If we do not adhere to the fundamental principle of the absolute prohibition of torture, then our very morals and values are threatened. It is important that REDRESS is there as a haven, to assist survivors, to maintain excellence and stand up for law and decency.

Why is the absolute prohibition of torture so important, particularly in the context of the ‘war on terror’?

We should not stoop to the level of terrorist. I totally abhor terrorism – yet there is never an excuse for torture. There is never an excuse to move away from fundamental rights and the basic standards and principles of the rule of law.

You have worked within the UK Government, the European Union and the UN. What role do you believe REDRESS, as a non-governmental organisation, can have in influencing and informing international institutions such as the UN and the ICC and national governments?

Rather than a case of ‘us’ and ‘them’, it is about working on the same side. When I was at the UN I worked closely with international NGOs. NGOs can put pressure on governments and governments are accountable to the public. The more NGOs consistently apply pressure, the more governments will do the right thing.

The enforcement mechanisms of human rights treaties can be weak. What do you think are the best strategies to ensure that states live up to their obligations to prohibit torture and ensure that survivors are able to access justice and obtain redress?

The rule of law is fundamental to society. It brings justice and order, is applied without favour and gives protection to all of us, wherever we are. It is important that firstly, the law is in place and secondly, that there is access to the law for individuals.
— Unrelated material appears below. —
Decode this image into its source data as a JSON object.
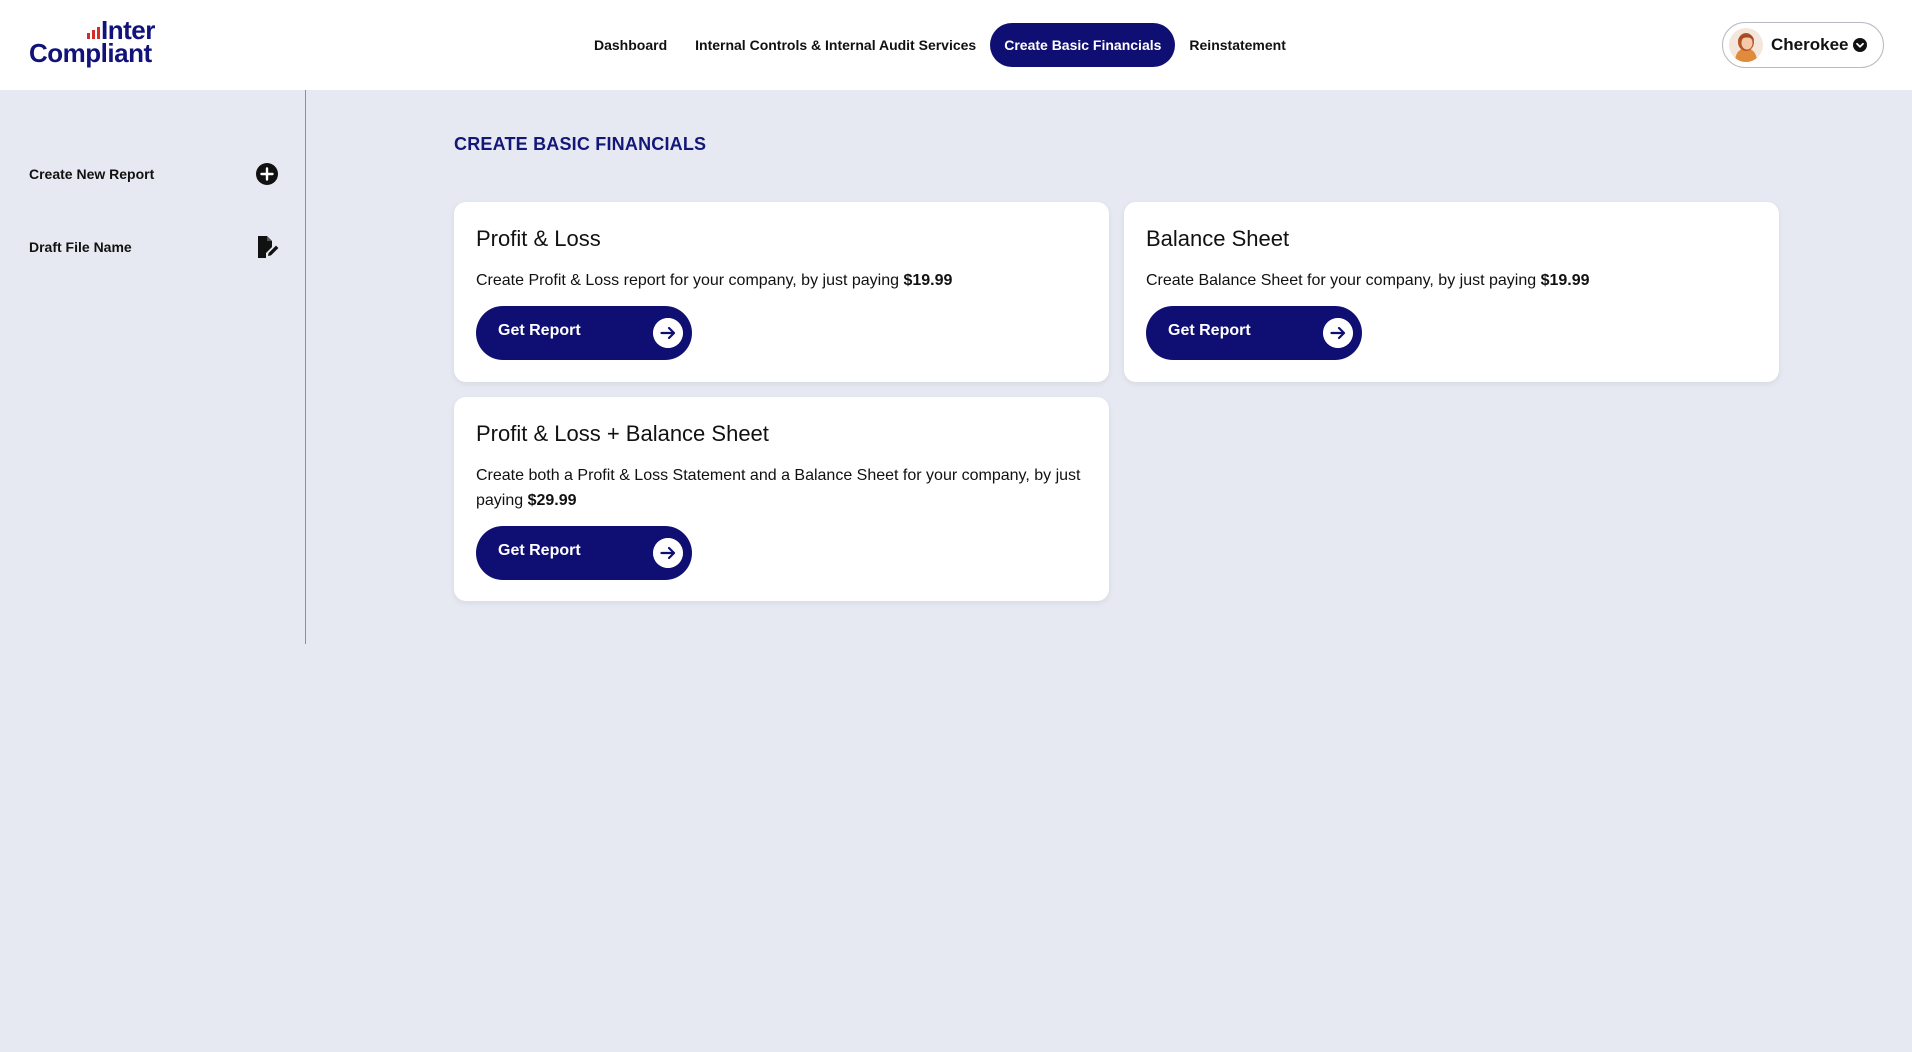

Peer group pressure, for example, from the African Union and political pressure from other governments, the EU and the UN Security Council is important.
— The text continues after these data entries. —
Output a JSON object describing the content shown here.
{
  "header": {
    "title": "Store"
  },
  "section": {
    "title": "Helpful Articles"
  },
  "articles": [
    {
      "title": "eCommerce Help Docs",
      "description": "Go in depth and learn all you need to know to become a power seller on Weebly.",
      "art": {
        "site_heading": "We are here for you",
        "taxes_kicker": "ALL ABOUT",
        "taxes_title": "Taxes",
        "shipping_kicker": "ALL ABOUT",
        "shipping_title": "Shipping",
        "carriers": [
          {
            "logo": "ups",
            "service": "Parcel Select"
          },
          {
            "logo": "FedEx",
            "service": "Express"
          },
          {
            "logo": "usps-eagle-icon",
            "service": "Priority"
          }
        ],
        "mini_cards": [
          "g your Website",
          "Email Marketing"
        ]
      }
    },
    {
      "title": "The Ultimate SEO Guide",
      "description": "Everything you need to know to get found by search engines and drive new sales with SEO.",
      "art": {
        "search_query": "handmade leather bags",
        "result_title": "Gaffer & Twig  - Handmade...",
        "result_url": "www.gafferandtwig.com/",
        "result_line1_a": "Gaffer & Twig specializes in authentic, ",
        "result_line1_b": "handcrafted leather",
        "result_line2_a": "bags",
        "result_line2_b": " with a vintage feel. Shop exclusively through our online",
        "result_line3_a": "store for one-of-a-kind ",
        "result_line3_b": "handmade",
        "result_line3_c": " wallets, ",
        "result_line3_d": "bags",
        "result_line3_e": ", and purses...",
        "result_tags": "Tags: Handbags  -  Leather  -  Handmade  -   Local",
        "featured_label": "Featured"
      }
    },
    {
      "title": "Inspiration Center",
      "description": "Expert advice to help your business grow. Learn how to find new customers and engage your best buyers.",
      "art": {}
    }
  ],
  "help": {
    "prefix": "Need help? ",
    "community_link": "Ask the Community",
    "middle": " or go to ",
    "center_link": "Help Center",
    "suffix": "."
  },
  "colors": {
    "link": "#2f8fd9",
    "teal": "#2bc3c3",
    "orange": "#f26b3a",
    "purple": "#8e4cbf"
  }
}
What did you enjoy most about living and working overseas?

It was the nature of the issue that made the work so interesting and enjoyable. I skipped to work! There was never a day I didn’t enjoy. Everyday, especially whilst I was working at the UN, there was the opportunity to look at what is going on in the world – and to do something about it, to ask questions and press levers for change. I was privileged to work with very talented people and it is the colleagues with whom you work that make a difference. There was a permanent buzz at the UN.

What do you enjoy most about being back in UK?

On my return to the UK, a good friend of mine who was a former Cabinet Minister, sent me an email: ‘Welcome to the world of “Do you know who I used to be?”!’. I don’t want to be talking about what I used to be! Now that I am back, there is another page to work on, a new slate. I seldom look back, but instead focus on what I am doing now. It is time to put something back.